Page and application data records
┌──

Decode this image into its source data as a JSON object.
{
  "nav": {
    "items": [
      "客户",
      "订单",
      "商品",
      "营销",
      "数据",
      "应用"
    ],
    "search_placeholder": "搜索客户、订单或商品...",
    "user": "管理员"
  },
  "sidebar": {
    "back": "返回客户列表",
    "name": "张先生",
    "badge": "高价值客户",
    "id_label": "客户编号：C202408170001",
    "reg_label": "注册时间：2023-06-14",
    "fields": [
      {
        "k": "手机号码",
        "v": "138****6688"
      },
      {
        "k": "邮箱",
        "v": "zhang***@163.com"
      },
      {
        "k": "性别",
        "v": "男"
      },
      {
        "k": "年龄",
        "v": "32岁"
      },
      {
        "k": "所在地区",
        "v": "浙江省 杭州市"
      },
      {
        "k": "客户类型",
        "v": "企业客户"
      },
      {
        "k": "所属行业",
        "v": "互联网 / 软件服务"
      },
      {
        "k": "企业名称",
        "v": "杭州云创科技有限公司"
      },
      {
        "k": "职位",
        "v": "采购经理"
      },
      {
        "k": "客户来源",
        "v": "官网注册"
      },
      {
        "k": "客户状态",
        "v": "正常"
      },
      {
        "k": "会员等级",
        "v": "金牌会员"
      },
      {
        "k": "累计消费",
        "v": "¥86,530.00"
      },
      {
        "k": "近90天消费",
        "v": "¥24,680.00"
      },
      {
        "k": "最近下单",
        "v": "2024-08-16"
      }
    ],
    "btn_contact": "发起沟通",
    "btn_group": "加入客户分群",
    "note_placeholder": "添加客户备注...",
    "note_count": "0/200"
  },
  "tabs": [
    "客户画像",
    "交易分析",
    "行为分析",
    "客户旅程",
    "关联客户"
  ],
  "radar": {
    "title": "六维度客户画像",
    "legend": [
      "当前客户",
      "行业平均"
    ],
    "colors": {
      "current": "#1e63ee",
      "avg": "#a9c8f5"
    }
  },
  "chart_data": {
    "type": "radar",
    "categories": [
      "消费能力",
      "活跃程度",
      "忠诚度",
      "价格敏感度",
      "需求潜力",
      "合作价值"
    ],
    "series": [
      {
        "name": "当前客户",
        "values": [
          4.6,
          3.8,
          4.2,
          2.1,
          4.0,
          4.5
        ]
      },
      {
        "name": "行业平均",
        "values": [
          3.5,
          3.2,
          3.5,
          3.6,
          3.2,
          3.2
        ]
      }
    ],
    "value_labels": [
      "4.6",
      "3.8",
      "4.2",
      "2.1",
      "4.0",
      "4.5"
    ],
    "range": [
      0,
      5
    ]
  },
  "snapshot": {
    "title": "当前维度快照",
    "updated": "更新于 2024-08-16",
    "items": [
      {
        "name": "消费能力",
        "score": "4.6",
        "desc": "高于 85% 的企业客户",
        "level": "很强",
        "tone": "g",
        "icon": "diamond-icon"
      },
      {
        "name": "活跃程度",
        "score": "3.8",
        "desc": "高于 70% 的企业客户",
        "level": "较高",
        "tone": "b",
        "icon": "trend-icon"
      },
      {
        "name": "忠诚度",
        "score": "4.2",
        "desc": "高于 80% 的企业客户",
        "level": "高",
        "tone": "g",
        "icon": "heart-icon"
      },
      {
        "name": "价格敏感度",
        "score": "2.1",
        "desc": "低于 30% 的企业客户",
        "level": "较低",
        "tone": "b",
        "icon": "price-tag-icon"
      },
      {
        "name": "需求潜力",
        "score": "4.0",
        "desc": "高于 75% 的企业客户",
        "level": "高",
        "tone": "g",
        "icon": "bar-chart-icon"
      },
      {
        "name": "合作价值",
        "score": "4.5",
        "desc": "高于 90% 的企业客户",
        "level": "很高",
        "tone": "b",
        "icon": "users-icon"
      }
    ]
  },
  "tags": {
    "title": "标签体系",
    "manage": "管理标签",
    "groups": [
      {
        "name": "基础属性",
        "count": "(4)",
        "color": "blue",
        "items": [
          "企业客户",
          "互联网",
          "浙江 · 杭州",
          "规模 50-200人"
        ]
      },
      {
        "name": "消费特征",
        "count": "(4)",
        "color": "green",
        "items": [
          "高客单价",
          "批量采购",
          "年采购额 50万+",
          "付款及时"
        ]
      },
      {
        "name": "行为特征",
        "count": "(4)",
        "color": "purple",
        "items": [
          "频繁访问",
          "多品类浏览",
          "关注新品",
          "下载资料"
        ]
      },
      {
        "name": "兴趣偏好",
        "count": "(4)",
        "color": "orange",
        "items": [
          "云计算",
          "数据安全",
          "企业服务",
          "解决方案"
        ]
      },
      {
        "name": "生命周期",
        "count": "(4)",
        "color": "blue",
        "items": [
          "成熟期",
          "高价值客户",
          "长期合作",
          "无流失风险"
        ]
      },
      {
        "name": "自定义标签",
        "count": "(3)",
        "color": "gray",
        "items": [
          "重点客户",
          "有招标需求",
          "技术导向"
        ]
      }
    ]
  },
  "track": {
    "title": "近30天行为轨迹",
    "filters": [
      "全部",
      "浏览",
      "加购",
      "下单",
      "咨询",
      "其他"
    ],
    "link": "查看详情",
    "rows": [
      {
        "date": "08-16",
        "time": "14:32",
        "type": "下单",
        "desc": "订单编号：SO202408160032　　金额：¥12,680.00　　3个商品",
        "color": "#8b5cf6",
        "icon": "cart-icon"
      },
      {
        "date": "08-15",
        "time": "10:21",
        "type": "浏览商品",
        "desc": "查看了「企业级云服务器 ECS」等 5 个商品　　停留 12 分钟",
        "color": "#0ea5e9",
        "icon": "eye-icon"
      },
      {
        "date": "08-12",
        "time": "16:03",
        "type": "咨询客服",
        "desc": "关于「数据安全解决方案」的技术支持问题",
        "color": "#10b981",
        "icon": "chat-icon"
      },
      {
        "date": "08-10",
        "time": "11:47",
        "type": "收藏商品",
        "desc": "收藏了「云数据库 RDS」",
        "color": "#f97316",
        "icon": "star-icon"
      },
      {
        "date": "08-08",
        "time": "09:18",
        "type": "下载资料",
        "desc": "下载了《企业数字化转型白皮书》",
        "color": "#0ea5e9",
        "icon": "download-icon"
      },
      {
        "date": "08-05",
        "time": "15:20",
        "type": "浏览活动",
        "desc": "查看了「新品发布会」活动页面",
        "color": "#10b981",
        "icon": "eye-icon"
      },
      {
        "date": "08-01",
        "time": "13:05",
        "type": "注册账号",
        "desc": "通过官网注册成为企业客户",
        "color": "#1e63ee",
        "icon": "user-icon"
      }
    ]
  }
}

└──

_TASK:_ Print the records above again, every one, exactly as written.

_WRITTEN ANSWER:_
Decode this image into its source data as a JSON object.
{
  "nav": {
    "items": [
      "客户",
      "订单",
      "商品",
      "营销",
      "数据",
      "应用"
    ],
    "search_placeholder": "搜索客户、订单或商品...",
    "user": "管理员"
  },
  "sidebar": {
    "back": "返回客户列表",
    "name": "张先生",
    "badge": "高价值客户",
    "id_label": "客户编号：C202408170001",
    "reg_label": "注册时间：2023-06-14",
    "fields": [
      {
        "k": "手机号码",
        "v": "138****6688"
      },
      {
        "k": "邮箱",
        "v": "zhang***@163.com"
      },
      {
        "k": "性别",
        "v": "男"
      },
      {
        "k": "年龄",
        "v": "32岁"
      },
      {
        "k": "所在地区",
        "v": "浙江省 杭州市"
      },
      {
        "k": "客户类型",
        "v": "企业客户"
      },
      {
        "k": "所属行业",
        "v": "互联网 / 软件服务"
      },
      {
        "k": "企业名称",
        "v": "杭州云创科技有限公司"
      },
      {
        "k": "职位",
        "v": "采购经理"
      },
      {
        "k": "客户来源",
        "v": "官网注册"
      },
      {
        "k": "客户状态",
        "v": "正常"
      },
      {
        "k": "会员等级",
        "v": "金牌会员"
      },
      {
        "k": "累计消费",
        "v": "¥86,530.00"
      },
      {
        "k": "近90天消费",
        "v": "¥24,680.00"
      },
      {
        "k": "最近下单",
        "v": "2024-08-16"
      }
    ],
    "btn_contact": "发起沟通",
    "btn_group": "加入客户分群",
    "note_placeholder": "添加客户备注...",
    "note_count": "0/200"
  },
  "tabs": [
    "客户画像",
    "交易分析",
    "行为分析",
    "客户旅程",
    "关联客户"
  ],
  "radar": {
    "title": "六维度客户画像",
    "legend": [
      "当前客户",
      "行业平均"
    ],
    "colors": {
      "current": "#1e63ee",
      "avg": "#a9c8f5"
    }
  },
  "chart_data": {
    "type": "radar",
    "categories": [
      "消费能力",
      "活跃程度",
      "忠诚度",
      "价格敏感度",
      "需求潜力",
      "合作价值"
    ],
    "series": [
      {
        "name": "当前客户",
        "values": [
          4.6,
          3.8,
          4.2,
          2.1,
          4.0,
          4.5
        ]
      },
      {
        "name": "行业平均",
        "values": [
          3.5,
          3.2,
          3.5,
          3.6,
          3.2,
          3.2
        ]
      }
    ],
    "value_labels": [
      "4.6",
      "3.8",
      "4.2",
      "2.1",
      "4.0",
      "4.5"
    ],
    "range": [
      0,
      5
    ]
  },
  "snapshot": {
    "title": "当前维度快照",
    "updated": "更新于 2024-08-16",
    "items": [
      {
        "name": "消费能力",
        "score": "4.6",
        "desc": "高于 85% 的企业客户",
        "level": "很强",
        "tone": "g",
        "icon": "diamond-icon"
      },
      {
        "name": "活跃程度",
        "score": "3.8",
        "desc": "高于 70% 的企业客户",
        "level": "较高",
        "tone": "b",
        "icon": "trend-icon"
      },
      {
        "name": "忠诚度",
        "score": "4.2",
        "desc": "高于 80% 的企业客户",
        "level": "高",
        "tone": "g",
        "icon": "heart-icon"
      },
      {
        "name": "价格敏感度",
        "score": "2.1",
        "desc": "低于 30% 的企业客户",
        "level": "较低",
        "tone": "b",
        "icon": "price-tag-icon"
      },
      {
        "name": "需求潜力",
        "score": "4.0",
        "desc": "高于 75% 的企业客户",
        "level": "高",
        "tone": "g",
        "icon": "bar-chart-icon"
      },
      {
        "name": "合作价值",
        "score": "4.5",
        "desc": "高于 90% 的企业客户",
        "level": "很高",
        "tone": "b",
        "icon": "users-icon"
      }
    ]
  },
  "tags": {
    "title": "标签体系",
    "manage": "管理标签",
    "groups": [
      {
        "name": "基础属性",
        "count": "(4)",
        "color": "blue",
        "items": [
          "企业客户",
          "互联网",
          "浙江 · 杭州",
          "规模 50-200人"
        ]
      },
      {
        "name": "消费特征",
        "count": "(4)",
        "color": "green",
        "items": [
          "高客单价",
          "批量采购",
          "年采购额 50万+",
          "付款及时"
        ]
      },
      {
        "name": "行为特征",
        "count": "(4)",
        "color": "purple",
        "items": [
          "频繁访问",
          "多品类浏览",
          "关注新品",
          "下载资料"
        ]
      },
      {
        "name": "兴趣偏好",
        "count": "(4)",
        "color": "orange",
        "items": [
          "云计算",
          "数据安全",
          "企业服务",
          "解决方案"
        ]
      },
      {
        "name": "生命周期",
        "count": "(4)",
        "color": "blue",
        "items": [
          "成熟期",
          "高价值客户",
          "长期合作",
          "无流失风险"
        ]
      },
      {
        "name": "自定义标签",
        "count": "(3)",
        "color": "gray",
        "items": [
          "重点客户",
          "有招标需求",
          "技术导向"
        ]
      }
    ]
  },
  "track": {
    "title": "近30天行为轨迹",
    "filters": [
      "全部",
      "浏览",
      "加购",
      "下单",
      "咨询",
      "其他"
    ],
    "link": "查看详情",
    "rows": [
      {
        "date": "08-16",
        "time": "14:32",
        "type": "下单",
        "desc": "订单编号：SO202408160032　　金额：¥12,680.00　　3个商品",
        "color": "#8b5cf6",
        "icon": "cart-icon"
      },
      {
        "date": "08-15",
        "time": "10:21",
        "type": "浏览商品",
        "desc": "查看了「企业级云服务器 ECS」等 5 个商品　　停留 12 分钟",
        "color": "#0ea5e9",
        "icon": "eye-icon"
      },
      {
        "date": "08-12",
        "time": "16:03",
        "type": "咨询客服",
        "desc": "关于「数据安全解决方案」的技术支持问题",
        "color": "#10b981",
        "icon": "chat-icon"
      },
      {
        "date": "08-10",
        "time": "11:47",
        "type": "收藏商品",
        "desc": "收藏了「云数据库 RDS」",
        "color": "#f97316",
        "icon": "star-icon"
      },
      {
        "date": "08-08",
        "time": "09:18",
        "type": "下载资料",
        "desc": "下载了《企业数字化转型白皮书》",
        "color": "#0ea5e9",
        "icon": "download-icon"
      },
      {
        "date": "08-05",
        "time": "15:20",
        "type": "浏览活动",
        "desc": "查看了「新品发布会」活动页面",
        "color": "#10b981",
        "icon": "eye-icon"
      },
      {
        "date": "08-01",
        "time": "13:05",
        "type": "注册账号",
        "desc": "通过官网注册成为企业客户",
        "color": "#1e63ee",
        "icon": "user-icon"
      }
    ]
  }
}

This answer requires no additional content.